Restoring a Prototype Gibson Cello Bass, Pt. 2
Though the groundwork was laid by Gibson, I still faced many questions and had to work through a number of mechanical designs.
1. Using a large reamer to create holes for the ebony tuning pegs. 2. Drilling the shortened tailpiece for the tailcord. 3. Carving the tailpiece with a Swiss gouge chisel. 4. Getting ready to saw out the new bridge from a maple block. 5. The new bridge sports dual Fishman transducers. 6. It’s alive! Minneapolis musicians Billy Foster (playing the completed Gibson cello bass) and Jack Flynn jamming in the studio.
We began examining a rare, stringed instrument in my previous column [“Restoring a Prototype GibsonCello Bass,” February 2012]. This was an unfinished project that was started by Gibson during the ’70s and later sold off “as is.” My job was to finish the project and turn this “cello bass” into a playable instrument.
Though the groundwork was laid by Gibson, I still faced many questions and had to work through a number of mechanical designs. Once I understood the neck angle, scale, body dimension, and size of the scroll, I was able to get a clear view of how to proceed.

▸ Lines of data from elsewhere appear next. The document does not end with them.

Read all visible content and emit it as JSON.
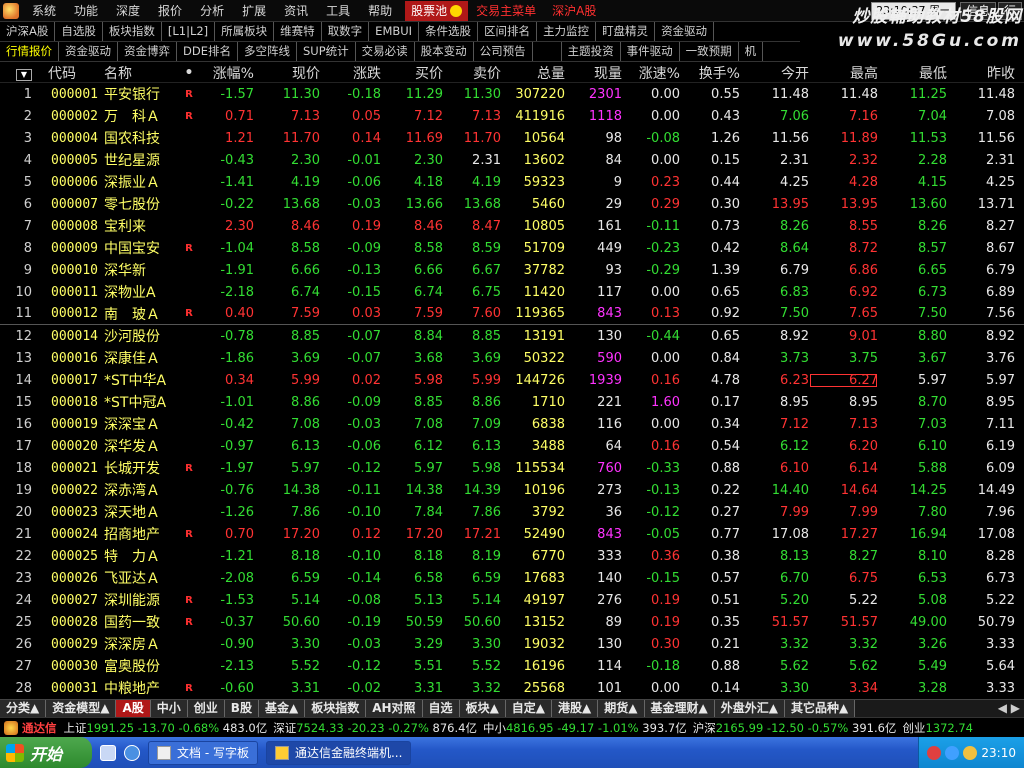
{
  "menubar": {
    "items": [
      "系统",
      "功能",
      "深度",
      "报价",
      "分析",
      "扩展",
      "资讯",
      "工具",
      "帮助"
    ],
    "pool": "股票池",
    "red_items": [
      "交易主菜单",
      "深沪A股"
    ],
    "clock": "23:10:37 周一",
    "buttons": [
      "信息",
      "行"
    ]
  },
  "watermark": {
    "title": "炒股輔助教材58股网",
    "url": "www.58Gu.com"
  },
  "tabs_row1": [
    "沪深A股",
    "自选股",
    "板块指数",
    "[L1|L2]",
    "所属板块",
    "维赛特",
    "取数字",
    "EMBUI",
    "条件选股",
    "区间排名",
    "主力监控",
    "盯盘精灵",
    "资金驱动"
  ],
  "tabs_row2": [
    "行情报价",
    "资金驱动",
    "资金博弈",
    "DDE排名",
    "多空阵线",
    "SUP统计",
    "交易必读",
    "股本变动",
    "公司预告",
    "主题投资",
    "事件驱动",
    "一致预期",
    "机"
  ],
  "table": {
    "headers": [
      "代码",
      "名称",
      "•",
      "涨幅%",
      "现价",
      "涨跌",
      "买价",
      "卖价",
      "总量",
      "现量",
      "涨速%",
      "换手%",
      "今开",
      "最高",
      "最低",
      "昨收"
    ],
    "rows": [
      {
        "n": "1",
        "code": "000001",
        "name": "平安银行",
        "flag": "R",
        "zf": "-1.57",
        "xj": "11.30",
        "zd": "-0.18",
        "mr": "11.29",
        "mc": "11.30",
        "zl": "307220",
        "xl": "2301",
        "zs": "0.00",
        "hs": "0.55",
        "jk": "11.48",
        "zg": "11.48",
        "zdi": "11.25",
        "zsh": "11.48",
        "cz": "dn",
        "cxl": "mg",
        "czs": "wh",
        "cjk": "wh",
        "czg": "wh",
        "czdi": "dn"
      },
      {
        "n": "2",
        "code": "000002",
        "name": "万　科Ａ",
        "flag": "R",
        "zf": "0.71",
        "xj": "7.13",
        "zd": "0.05",
        "mr": "7.12",
        "mc": "7.13",
        "zl": "411916",
        "xl": "1118",
        "zs": "0.00",
        "hs": "0.43",
        "jk": "7.06",
        "zg": "7.16",
        "zdi": "7.04",
        "zsh": "7.08",
        "cz": "up",
        "cxl": "mg",
        "czs": "wh",
        "cjk": "dn",
        "czg": "up",
        "czdi": "dn"
      },
      {
        "n": "3",
        "code": "000004",
        "name": "国农科技",
        "flag": "",
        "zf": "1.21",
        "xj": "11.70",
        "zd": "0.14",
        "mr": "11.69",
        "mc": "11.70",
        "zl": "10564",
        "xl": "98",
        "zs": "-0.08",
        "hs": "1.26",
        "jk": "11.56",
        "zg": "11.89",
        "zdi": "11.53",
        "zsh": "11.56",
        "cz": "up",
        "cxl": "wh",
        "czs": "dn",
        "cjk": "wh",
        "czg": "up",
        "czdi": "dn"
      },
      {
        "n": "4",
        "code": "000005",
        "name": "世纪星源",
        "flag": "",
        "zf": "-0.43",
        "xj": "2.30",
        "zd": "-0.01",
        "mr": "2.30",
        "mc": "2.31",
        "zl": "13602",
        "xl": "84",
        "zs": "0.00",
        "hs": "0.15",
        "jk": "2.31",
        "zg": "2.32",
        "zdi": "2.28",
        "zsh": "2.31",
        "cz": "dn",
        "cxl": "wh",
        "czs": "wh",
        "cjk": "wh",
        "czg": "up",
        "czdi": "dn",
        "cmc": "wh"
      },
      {
        "n": "5",
        "code": "000006",
        "name": "深振业Ａ",
        "flag": "",
        "zf": "-1.41",
        "xj": "4.19",
        "zd": "-0.06",
        "mr": "4.18",
        "mc": "4.19",
        "zl": "59323",
        "xl": "9",
        "zs": "0.23",
        "hs": "0.44",
        "jk": "4.25",
        "zg": "4.28",
        "zdi": "4.15",
        "zsh": "4.25",
        "cz": "dn",
        "cxl": "wh",
        "czs": "up",
        "cjk": "wh",
        "czg": "up",
        "czdi": "dn"
      },
      {
        "n": "6",
        "code": "000007",
        "name": "零七股份",
        "flag": "",
        "zf": "-0.22",
        "xj": "13.68",
        "zd": "-0.03",
        "mr": "13.66",
        "mc": "13.68",
        "zl": "5460",
        "xl": "29",
        "zs": "0.29",
        "hs": "0.30",
        "jk": "13.95",
        "zg": "13.95",
        "zdi": "13.60",
        "zsh": "13.71",
        "cz": "dn",
        "cxl": "wh",
        "czs": "up",
        "cjk": "up",
        "czg": "up",
        "czdi": "dn"
      },
      {
        "n": "7",
        "code": "000008",
        "name": "宝利来",
        "flag": "",
        "zf": "2.30",
        "xj": "8.46",
        "zd": "0.19",
        "mr": "8.46",
        "mc": "8.47",
        "zl": "10805",
        "xl": "161",
        "zs": "-0.11",
        "hs": "0.73",
        "jk": "8.26",
        "zg": "8.55",
        "zdi": "8.26",
        "zsh": "8.27",
        "cz": "up",
        "cxl": "wh",
        "czs": "dn",
        "cjk": "dn",
        "czg": "up",
        "czdi": "dn"
      },
      {
        "n": "8",
        "code": "000009",
        "name": "中国宝安",
        "flag": "R",
        "zf": "-1.04",
        "xj": "8.58",
        "zd": "-0.09",
        "mr": "8.58",
        "mc": "8.59",
        "zl": "51709",
        "xl": "449",
        "zs": "-0.23",
        "hs": "0.42",
        "jk": "8.64",
        "zg": "8.72",
        "zdi": "8.57",
        "zsh": "8.67",
        "cz": "dn",
        "cxl": "wh",
        "czs": "dn",
        "cjk": "dn",
        "czg": "up",
        "czdi": "dn"
      },
      {
        "n": "9",
        "code": "000010",
        "name": "深华新",
        "flag": "",
        "zf": "-1.91",
        "xj": "6.66",
        "zd": "-0.13",
        "mr": "6.66",
        "mc": "6.67",
        "zl": "37782",
        "xl": "93",
        "zs": "-0.29",
        "hs": "1.39",
        "jk": "6.79",
        "zg": "6.86",
        "zdi": "6.65",
        "zsh": "6.79",
        "cz": "dn",
        "cxl": "wh",
        "czs": "dn",
        "cjk": "wh",
        "czg": "up",
        "czdi": "dn"
      },
      {
        "n": "10",
        "code": "000011",
        "name": "深物业A",
        "flag": "",
        "zf": "-2.18",
        "xj": "6.74",
        "zd": "-0.15",
        "mr": "6.74",
        "mc": "6.75",
        "zl": "11420",
        "xl": "117",
        "zs": "0.00",
        "hs": "0.65",
        "jk": "6.83",
        "zg": "6.92",
        "zdi": "6.73",
        "zsh": "6.89",
        "cz": "dn",
        "cxl": "wh",
        "czs": "wh",
        "cjk": "dn",
        "czg": "up",
        "czdi": "dn"
      },
      {
        "n": "11",
        "code": "000012",
        "name": "南　玻Ａ",
        "flag": "R",
        "zf": "0.40",
        "xj": "7.59",
        "zd": "0.03",
        "mr": "7.59",
        "mc": "7.60",
        "zl": "119365",
        "xl": "843",
        "zs": "0.13",
        "hs": "0.92",
        "jk": "7.50",
        "zg": "7.65",
        "zdi": "7.50",
        "zsh": "7.56",
        "cz": "up",
        "cxl": "mg",
        "czs": "up",
        "cjk": "dn",
        "czg": "up",
        "czdi": "dn",
        "sep": true
      },
      {
        "n": "12",
        "code": "000014",
        "name": "沙河股份",
        "flag": "",
        "zf": "-0.78",
        "xj": "8.85",
        "zd": "-0.07",
        "mr": "8.84",
        "mc": "8.85",
        "zl": "13191",
        "xl": "130",
        "zs": "-0.44",
        "hs": "0.65",
        "jk": "8.92",
        "zg": "9.01",
        "zdi": "8.80",
        "zsh": "8.92",
        "cz": "dn",
        "cxl": "wh",
        "czs": "dn",
        "cjk": "wh",
        "czg": "up",
        "czdi": "dn"
      },
      {
        "n": "13",
        "code": "000016",
        "name": "深康佳Ａ",
        "flag": "",
        "zf": "-1.86",
        "xj": "3.69",
        "zd": "-0.07",
        "mr": "3.68",
        "mc": "3.69",
        "zl": "50322",
        "xl": "590",
        "zs": "0.00",
        "hs": "0.84",
        "jk": "3.73",
        "zg": "3.75",
        "zdi": "3.67",
        "zsh": "3.76",
        "cz": "dn",
        "cxl": "mg",
        "czs": "wh",
        "cjk": "dn",
        "czg": "dn",
        "czdi": "dn"
      },
      {
        "n": "14",
        "code": "000017",
        "name": "*ST中华A",
        "flag": "",
        "zf": "0.34",
        "xj": "5.99",
        "zd": "0.02",
        "mr": "5.98",
        "mc": "5.99",
        "zl": "144726",
        "xl": "1939",
        "zs": "0.16",
        "hs": "4.78",
        "jk": "6.23",
        "zg": "6.27",
        "zdi": "5.97",
        "zsh": "5.97",
        "cz": "up",
        "cxl": "mg",
        "czs": "up",
        "cjk": "up",
        "czg": "up",
        "czdi": "wh",
        "boxzg": true
      },
      {
        "n": "15",
        "code": "000018",
        "name": "*ST中冠A",
        "flag": "",
        "zf": "-1.01",
        "xj": "8.86",
        "zd": "-0.09",
        "mr": "8.85",
        "mc": "8.86",
        "zl": "1710",
        "xl": "221",
        "zs": "1.60",
        "hs": "0.17",
        "jk": "8.95",
        "zg": "8.95",
        "zdi": "8.70",
        "zsh": "8.95",
        "cz": "dn",
        "cxl": "wh",
        "czs": "mg",
        "cjk": "wh",
        "czg": "wh",
        "czdi": "dn"
      },
      {
        "n": "16",
        "code": "000019",
        "name": "深深宝Ａ",
        "flag": "",
        "zf": "-0.42",
        "xj": "7.08",
        "zd": "-0.03",
        "mr": "7.08",
        "mc": "7.09",
        "zl": "6838",
        "xl": "116",
        "zs": "0.00",
        "hs": "0.34",
        "jk": "7.12",
        "zg": "7.13",
        "zdi": "7.03",
        "zsh": "7.11",
        "cz": "dn",
        "cxl": "wh",
        "czs": "wh",
        "cjk": "up",
        "czg": "up",
        "czdi": "dn"
      },
      {
        "n": "17",
        "code": "000020",
        "name": "深华发Ａ",
        "flag": "",
        "zf": "-0.97",
        "xj": "6.13",
        "zd": "-0.06",
        "mr": "6.12",
        "mc": "6.13",
        "zl": "3488",
        "xl": "64",
        "zs": "0.16",
        "hs": "0.54",
        "jk": "6.12",
        "zg": "6.20",
        "zdi": "6.10",
        "zsh": "6.19",
        "cz": "dn",
        "cxl": "wh",
        "czs": "up",
        "cjk": "dn",
        "czg": "up",
        "czdi": "dn"
      },
      {
        "n": "18",
        "code": "000021",
        "name": "长城开发",
        "flag": "R",
        "zf": "-1.97",
        "xj": "5.97",
        "zd": "-0.12",
        "mr": "5.97",
        "mc": "5.98",
        "zl": "115534",
        "xl": "760",
        "zs": "-0.33",
        "hs": "0.88",
        "jk": "6.10",
        "zg": "6.14",
        "zdi": "5.88",
        "zsh": "6.09",
        "cz": "dn",
        "cxl": "mg",
        "czs": "dn",
        "cjk": "up",
        "czg": "up",
        "czdi": "dn"
      },
      {
        "n": "19",
        "code": "000022",
        "name": "深赤湾Ａ",
        "flag": "",
        "zf": "-0.76",
        "xj": "14.38",
        "zd": "-0.11",
        "mr": "14.38",
        "mc": "14.39",
        "zl": "10196",
        "xl": "273",
        "zs": "-0.13",
        "hs": "0.22",
        "jk": "14.40",
        "zg": "14.64",
        "zdi": "14.25",
        "zsh": "14.49",
        "cz": "dn",
        "cxl": "wh",
        "czs": "dn",
        "cjk": "dn",
        "czg": "up",
        "czdi": "dn"
      },
      {
        "n": "20",
        "code": "000023",
        "name": "深天地Ａ",
        "flag": "",
        "zf": "-1.26",
        "xj": "7.86",
        "zd": "-0.10",
        "mr": "7.84",
        "mc": "7.86",
        "zl": "3792",
        "xl": "36",
        "zs": "-0.12",
        "hs": "0.27",
        "jk": "7.99",
        "zg": "7.99",
        "zdi": "7.80",
        "zsh": "7.96",
        "cz": "dn",
        "cxl": "wh",
        "czs": "dn",
        "cjk": "up",
        "czg": "up",
        "czdi": "dn"
      },
      {
        "n": "21",
        "code": "000024",
        "name": "招商地产",
        "flag": "R",
        "zf": "0.70",
        "xj": "17.20",
        "zd": "0.12",
        "mr": "17.20",
        "mc": "17.21",
        "zl": "52490",
        "xl": "843",
        "zs": "-0.05",
        "hs": "0.77",
        "jk": "17.08",
        "zg": "17.27",
        "zdi": "16.94",
        "zsh": "17.08",
        "cz": "up",
        "cxl": "mg",
        "czs": "dn",
        "cjk": "wh",
        "czg": "up",
        "czdi": "dn"
      },
      {
        "n": "22",
        "code": "000025",
        "name": "特　力Ａ",
        "flag": "",
        "zf": "-1.21",
        "xj": "8.18",
        "zd": "-0.10",
        "mr": "8.18",
        "mc": "8.19",
        "zl": "6770",
        "xl": "333",
        "zs": "0.36",
        "hs": "0.38",
        "jk": "8.13",
        "zg": "8.27",
        "zdi": "8.10",
        "zsh": "8.28",
        "cz": "dn",
        "cxl": "wh",
        "czs": "up",
        "cjk": "dn",
        "czg": "dn",
        "czdi": "dn"
      },
      {
        "n": "23",
        "code": "000026",
        "name": "飞亚达Ａ",
        "flag": "",
        "zf": "-2.08",
        "xj": "6.59",
        "zd": "-0.14",
        "mr": "6.58",
        "mc": "6.59",
        "zl": "17683",
        "xl": "140",
        "zs": "-0.15",
        "hs": "0.57",
        "jk": "6.70",
        "zg": "6.75",
        "zdi": "6.53",
        "zsh": "6.73",
        "cz": "dn",
        "cxl": "wh",
        "czs": "dn",
        "cjk": "dn",
        "czg": "up",
        "czdi": "dn"
      },
      {
        "n": "24",
        "code": "000027",
        "name": "深圳能源",
        "flag": "R",
        "zf": "-1.53",
        "xj": "5.14",
        "zd": "-0.08",
        "mr": "5.13",
        "mc": "5.14",
        "zl": "49197",
        "xl": "276",
        "zs": "0.19",
        "hs": "0.51",
        "jk": "5.20",
        "zg": "5.22",
        "zdi": "5.08",
        "zsh": "5.22",
        "cz": "dn",
        "cxl": "wh",
        "czs": "up",
        "cjk": "dn",
        "czg": "wh",
        "czdi": "dn"
      },
      {
        "n": "25",
        "code": "000028",
        "name": "国药一致",
        "flag": "R",
        "zf": "-0.37",
        "xj": "50.60",
        "zd": "-0.19",
        "mr": "50.59",
        "mc": "50.60",
        "zl": "13152",
        "xl": "89",
        "zs": "0.19",
        "hs": "0.35",
        "jk": "51.57",
        "zg": "51.57",
        "zdi": "49.00",
        "zsh": "50.79",
        "cz": "dn",
        "cxl": "wh",
        "czs": "up",
        "cjk": "up",
        "czg": "up",
        "czdi": "dn"
      },
      {
        "n": "26",
        "code": "000029",
        "name": "深深房Ａ",
        "flag": "",
        "zf": "-0.90",
        "xj": "3.30",
        "zd": "-0.03",
        "mr": "3.29",
        "mc": "3.30",
        "zl": "19032",
        "xl": "130",
        "zs": "0.30",
        "hs": "0.21",
        "jk": "3.32",
        "zg": "3.32",
        "zdi": "3.26",
        "zsh": "3.33",
        "cz": "dn",
        "cxl": "wh",
        "czs": "up",
        "cjk": "dn",
        "czg": "dn",
        "czdi": "dn"
      },
      {
        "n": "27",
        "code": "000030",
        "name": "富奥股份",
        "flag": "",
        "zf": "-2.13",
        "xj": "5.52",
        "zd": "-0.12",
        "mr": "5.51",
        "mc": "5.52",
        "zl": "16196",
        "xl": "114",
        "zs": "-0.18",
        "hs": "0.88",
        "jk": "5.62",
        "zg": "5.62",
        "zdi": "5.49",
        "zsh": "5.64",
        "cz": "dn",
        "cxl": "wh",
        "czs": "dn",
        "cjk": "dn",
        "czg": "dn",
        "czdi": "dn"
      },
      {
        "n": "28",
        "code": "000031",
        "name": "中粮地产",
        "flag": "R",
        "zf": "-0.60",
        "xj": "3.31",
        "zd": "-0.02",
        "mr": "3.31",
        "mc": "3.32",
        "zl": "25568",
        "xl": "101",
        "zs": "0.00",
        "hs": "0.14",
        "jk": "3.30",
        "zg": "3.34",
        "zdi": "3.28",
        "zsh": "3.33",
        "cz": "dn",
        "cxl": "wh",
        "czs": "wh",
        "cjk": "dn",
        "czg": "up",
        "czdi": "dn"
      }
    ]
  },
  "bottom_tabs": [
    "分类▲",
    "资金模型▲",
    "A股",
    "中小",
    "创业",
    "B股",
    "基金▲",
    "板块指数",
    "AH对照",
    "自选",
    "板块▲",
    "自定▲",
    "港股▲",
    "期货▲",
    "基金理财▲",
    "外盘外汇▲",
    "其它品种▲"
  ],
  "bottom_active": "A股",
  "ticker": {
    "brand": "通达信",
    "items": [
      {
        "name": "上证",
        "a": "1991.25",
        "b": "-13.70",
        "c": "-0.68%",
        "d": "483.0亿"
      },
      {
        "name": "深证",
        "a": "7524.33",
        "b": "-20.23",
        "c": "-0.27%",
        "d": "876.4亿"
      },
      {
        "name": "中小",
        "a": "4816.95",
        "b": "-49.17",
        "c": "-1.01%",
        "d": "393.7亿"
      },
      {
        "name": "沪深",
        "a": "2165.99",
        "b": "-12.50",
        "c": "-0.57%",
        "d": "391.6亿"
      },
      {
        "name": "创业",
        "a": "1372.74",
        "b": "",
        "c": "",
        "d": ""
      }
    ]
  },
  "taskbar": {
    "start": "开始",
    "tasks": [
      "文档 - 写字板",
      "通达信金融终端机..."
    ],
    "time": "23:10"
  },
  "colors": {
    "up": "#ff3333",
    "down": "#33dd33",
    "flat": "#e8e8e8",
    "volume": "#ff33ff",
    "code": "#ffff66"
  }
}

There were a few cello parts we needed for completing this project. I purchased ebony cello pegs, an ebony tailpiece, a multi-fiber tailcord, and an endpin with adjustable rod from the Howard Core Company of Anniston, Alabama. Core offers an abundance of choices, which made it easier to find parts that required the least amount of modification. In addition, we used some raw ebony and maple stock from our shop for carving out the nut and bridge.
One of the few challenges we encountered was finding a gauge and length of string that would accommodate the scale and design of this cello bass. Through trial and error, I found that La Bella’s 760FL Deep Talkin’ Bass extra-long flatwounds were the perfect strings for this instrument. The extended length allows the strings’ ball ends to seat properly in the tailpiece and insure that the colored thread wrap at the other end would clear the ebony nut and wind around the tuner pegs.
I got out my box of violin repair tools and blew off the dust. It has been a good 20-plus years since guitars and basses took over from violins and stringed instruments in our shop. For installing the ebony tuning pegs, I used a large peghole reamer (item #0343 from stewmac.com). To limit peg slippage, I used bow rosin that I’d previously mashed into a powder. This fits between the bushing and peg, and grips very well.
After measuring out the 34" scale and positioning a mockup bridge, I discovered that the Gibson tailpiece extended beyond the front of the bridge. After more research, I realized the only option was to alter the stock tailpiece to accommodate our needs. This required shortening it to a length of 5". In the process, we lost all the important cavities for mounting the tailcord, a specialized string that loops around the endpin and holds the tailpiece in position when its under string tension. This step required an assortment of tools such as StewMac’s Dremel tool (item #0358), angle Restoring a Prototype Gibson Cello Bass, Pt. 2 BY john brown vise (#1820), and luthier’s file set (#0842), as well as a Swiss gouge chisel and drill press.
I had to craft the bridge from a blank of flat-sawn maple because there was no bridge on the market that would work with the neck angle. A cello or upright bridge would position the strings a mile off the fingerboard, while a bass or guitar bridge would bottom out the strings. I wanted to give the bridge some style, but at the same time it needed to intonate correctly and also support pickups. With a smooth, warm, and somewhat soft voice projecting from the tonal cavity, it was easy to conclude that the instrument really needed to be electrified. We decided to use a dual-element Fishman BP-100 acoustic bass pickup for the job. I positioned the pickups, tested them for balance, and finally glued them into permanent position using gel-like Super Glue.
After stringing up the cello bass, I was delighted to discover that it actually worked. The project reminded me of a Frankenstein movie—creating a creature from bits and pieces with some unknown risk along the way. But unlike Mary Shelley’s book, this tale has a happy ending
John Brown is the inventor of the Fretted/Less bass. He owns and operates Brown’s Guitar Factory, a guitar manufacturing, repair, and restoration facility staffed by a team of talented luthiers. His guitar-tool and accessory designs are used by builders all over the world. Visit brownsguitarfactory.com or email John at email@example.com.